▶ TASK DESCRIPTION: When the string "icon" occurs in a line of the records, show that line.

Entries from a dataset of interfaces:
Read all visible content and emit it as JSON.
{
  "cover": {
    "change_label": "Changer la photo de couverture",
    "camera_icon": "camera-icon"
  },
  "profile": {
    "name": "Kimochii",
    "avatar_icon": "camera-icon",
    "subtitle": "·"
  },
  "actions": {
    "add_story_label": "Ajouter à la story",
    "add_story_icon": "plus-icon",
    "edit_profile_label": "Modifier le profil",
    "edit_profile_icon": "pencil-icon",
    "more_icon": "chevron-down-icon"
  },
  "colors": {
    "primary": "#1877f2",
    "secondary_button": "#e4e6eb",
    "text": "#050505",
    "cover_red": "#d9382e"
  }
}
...
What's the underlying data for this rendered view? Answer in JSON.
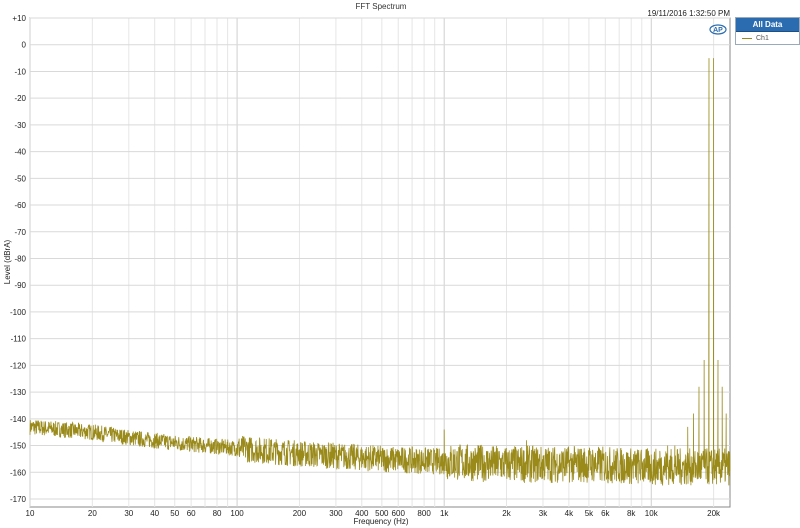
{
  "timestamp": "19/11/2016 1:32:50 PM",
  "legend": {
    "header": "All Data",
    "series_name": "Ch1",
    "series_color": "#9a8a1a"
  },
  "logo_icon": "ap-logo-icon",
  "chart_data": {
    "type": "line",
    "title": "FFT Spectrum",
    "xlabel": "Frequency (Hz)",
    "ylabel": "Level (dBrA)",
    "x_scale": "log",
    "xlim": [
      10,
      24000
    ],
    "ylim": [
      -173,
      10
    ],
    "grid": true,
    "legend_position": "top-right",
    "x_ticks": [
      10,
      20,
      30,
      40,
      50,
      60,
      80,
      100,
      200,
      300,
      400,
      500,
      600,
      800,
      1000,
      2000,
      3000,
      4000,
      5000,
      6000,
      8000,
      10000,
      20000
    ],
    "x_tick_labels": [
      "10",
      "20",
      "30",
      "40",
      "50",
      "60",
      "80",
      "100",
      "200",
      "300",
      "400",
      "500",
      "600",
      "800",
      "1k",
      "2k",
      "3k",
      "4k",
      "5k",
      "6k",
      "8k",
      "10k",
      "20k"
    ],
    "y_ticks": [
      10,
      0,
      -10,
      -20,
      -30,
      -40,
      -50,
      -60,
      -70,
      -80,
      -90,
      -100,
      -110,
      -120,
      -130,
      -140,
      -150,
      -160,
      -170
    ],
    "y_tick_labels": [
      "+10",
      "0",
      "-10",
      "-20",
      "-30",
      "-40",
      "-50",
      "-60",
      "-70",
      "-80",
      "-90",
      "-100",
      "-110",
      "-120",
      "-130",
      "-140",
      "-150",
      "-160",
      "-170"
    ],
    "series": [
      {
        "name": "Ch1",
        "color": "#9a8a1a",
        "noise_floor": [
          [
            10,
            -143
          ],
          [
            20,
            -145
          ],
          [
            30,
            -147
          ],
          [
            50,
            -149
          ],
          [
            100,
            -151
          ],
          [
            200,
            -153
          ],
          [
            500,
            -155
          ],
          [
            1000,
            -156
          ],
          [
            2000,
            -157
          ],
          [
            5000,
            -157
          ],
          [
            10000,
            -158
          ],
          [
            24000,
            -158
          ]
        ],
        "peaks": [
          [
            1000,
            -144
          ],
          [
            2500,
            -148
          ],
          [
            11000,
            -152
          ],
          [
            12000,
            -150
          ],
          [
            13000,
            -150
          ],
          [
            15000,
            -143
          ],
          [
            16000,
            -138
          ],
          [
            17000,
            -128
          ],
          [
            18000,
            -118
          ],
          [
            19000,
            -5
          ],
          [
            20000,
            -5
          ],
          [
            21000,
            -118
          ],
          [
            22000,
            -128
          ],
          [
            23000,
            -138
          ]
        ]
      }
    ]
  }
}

▶ EXERCISE SOLUTION:
    "camera_icon": "camera-icon"
    "avatar_icon": "camera-icon",
    "add_story_icon": "plus-icon",
    "edit_profile_icon": "pencil-icon",
    "more_icon": "chevron-down-icon"
  "logo_icon": "ap-logo-icon",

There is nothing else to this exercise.